Lemon and Blueberry are probably my favourite ingredients to bake with, chocolate of course is number one. So, the minute you combine the two in one recipe it’s like cat nip for me. These were made on an intense baking day. My niece had her first school outing, where contributing a baked good was required. Of course, my sister was all over this. She was already elbow-deep into making Martha’s Devil’s Food Cupcakes and Dark Chocolate Ganache frosted cupcakes when I decided to add to our baked goods pool with these scrumptious delights.

Pre-oven

Insanely easy to toss together, and more importantly, soooo good to eat multiples of after. These are now a staple in my arsenal.  No, really, I’ve baked them three times since.
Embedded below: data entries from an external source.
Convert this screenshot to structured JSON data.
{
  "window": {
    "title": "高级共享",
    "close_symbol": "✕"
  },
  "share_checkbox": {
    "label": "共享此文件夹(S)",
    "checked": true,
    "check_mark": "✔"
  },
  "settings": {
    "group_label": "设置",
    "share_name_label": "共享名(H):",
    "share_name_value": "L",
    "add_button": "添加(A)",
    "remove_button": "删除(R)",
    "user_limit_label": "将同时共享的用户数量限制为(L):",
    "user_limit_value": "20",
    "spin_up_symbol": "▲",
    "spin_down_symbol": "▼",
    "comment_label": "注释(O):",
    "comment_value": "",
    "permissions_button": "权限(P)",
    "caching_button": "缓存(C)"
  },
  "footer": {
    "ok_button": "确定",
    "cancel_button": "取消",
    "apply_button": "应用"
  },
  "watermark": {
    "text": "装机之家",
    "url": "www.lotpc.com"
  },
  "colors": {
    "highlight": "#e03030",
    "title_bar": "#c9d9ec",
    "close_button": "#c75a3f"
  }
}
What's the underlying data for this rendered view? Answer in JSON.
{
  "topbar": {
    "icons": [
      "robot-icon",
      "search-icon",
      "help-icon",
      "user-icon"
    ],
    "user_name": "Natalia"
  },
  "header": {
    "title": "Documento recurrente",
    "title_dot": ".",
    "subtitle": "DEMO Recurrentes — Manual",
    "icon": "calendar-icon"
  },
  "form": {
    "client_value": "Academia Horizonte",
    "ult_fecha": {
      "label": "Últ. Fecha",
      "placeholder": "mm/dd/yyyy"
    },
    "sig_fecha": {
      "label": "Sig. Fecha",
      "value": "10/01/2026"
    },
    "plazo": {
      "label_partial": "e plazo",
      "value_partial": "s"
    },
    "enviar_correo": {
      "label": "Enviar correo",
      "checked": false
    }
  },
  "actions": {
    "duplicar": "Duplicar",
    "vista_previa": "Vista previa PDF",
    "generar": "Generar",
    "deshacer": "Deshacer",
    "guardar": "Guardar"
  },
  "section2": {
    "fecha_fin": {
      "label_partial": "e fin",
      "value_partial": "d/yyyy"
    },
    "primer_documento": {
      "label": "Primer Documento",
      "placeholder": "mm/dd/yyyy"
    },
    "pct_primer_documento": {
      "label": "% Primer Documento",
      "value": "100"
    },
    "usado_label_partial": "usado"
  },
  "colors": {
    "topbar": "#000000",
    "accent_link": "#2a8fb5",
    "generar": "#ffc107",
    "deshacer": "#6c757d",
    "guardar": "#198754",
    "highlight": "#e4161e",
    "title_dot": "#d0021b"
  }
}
Three batches, and seven weeks later, I figure I may as well share them with the rest of the world.

What you’ll need:

  • 2 cups flour
  • ¾ cup sugar
  • 1 tsp baking soda
  • 1 tsp baking powder
  • ¼ tsp salt
  • ½ cup melted butter
  • 1¼ cup sour cream
  • 1 tsp vanilla extract
  • 1 egg
  • 2 tsp lemon zest
  • ¼ cup lemon juice
  • 1 cup blueberries

Thankfully, the instructions are dummy-proof.

  1. First off, preheat oven to 375 degrees. Grease or line a 12-cup muffin tin; set aside.
  2. In a large bowl, whisk together flour, sugar, baking soda, baking powder and salt.
  3. In a separate bowl, stir together melted butter, sour cream, vanilla, egg, lemon zest and lemon juice. Add to dry ingredients and stir until just incorporated. Fold in blueberries.
  4. Spoon batter into prepared muffin tin. Bake for 18-22 minutes, until golden brown and tops spring back when lightly pressed.

Post-oven

 

Seriously, make a batch, or ten, and thank me later for sharing the goodness. Excuse me while I go stuff my face.